**WORK INSTRUCTION:**
Pick out each line of the records that includes the string "mais", and copy it.

**DATA FOR THIS TASK:**

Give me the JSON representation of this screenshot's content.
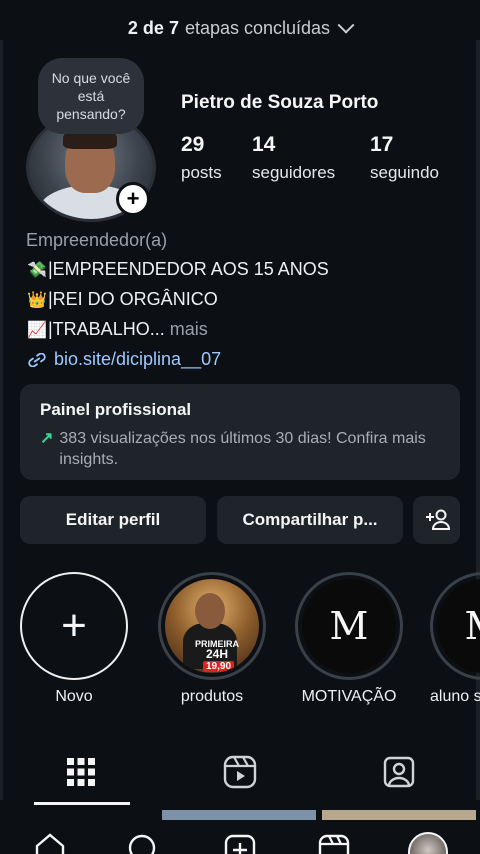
{
  "progress": {
    "done": "2 de 7",
    "rest": "etapas concluídas"
  },
  "profile": {
    "note_bubble": "No que você está pensando?",
    "name": "Pietro de Souza Porto",
    "stats": [
      {
        "value": "29",
        "label": "posts"
      },
      {
        "value": "14",
        "label": "seguidores"
      },
      {
        "value": "17",
        "label": "seguindo"
      }
    ],
    "category": "Empreendedor(a)",
    "bio_lines": [
      {
        "emoji": "💸",
        "text": "|EMPREENDEDOR AOS 15 ANOS"
      },
      {
        "emoji": "👑",
        "text": "|REI DO ORGÂNICO"
      },
      {
        "emoji": "📈",
        "text": "|TRABALHO..."
      }
    ],
    "more": "mais",
    "link": "bio.site/diciplina__07"
  },
  "panel": {
    "title": "Painel profissional",
    "description": "383 visualizações nos últimos 30 dias! Confira mais insights."
  },
  "buttons": {
    "edit": "Editar perfil",
    "share": "Compartilhar p..."
  },
  "highlights": [
    {
      "label": "Novo"
    },
    {
      "label": "produtos",
      "promo_top": "PRIMEIRA",
      "promo_mid": "24H",
      "price": "19,90"
    },
    {
      "label": "MOTIVAÇÃO",
      "glyph": "M"
    },
    {
      "label": "aluno s",
      "glyph": "M"
    }
  ],
  "tabs": [
    "grid-icon",
    "reels-icon",
    "tagged-icon"
  ],
  "bottom_nav": [
    "home-icon",
    "search-icon",
    "create-icon",
    "reels-nav-icon",
    "profile-avatar"
  ],
  "colors": {
    "background": "#0c0f14",
    "card": "#1f242b",
    "link": "#9cc9ff",
    "insight_arrow": "#3dd598"
  }
}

**REPLY:**
    "more": "mais",
    "description": "383 visualizações nos últimos 30 dias! Confira mais insights."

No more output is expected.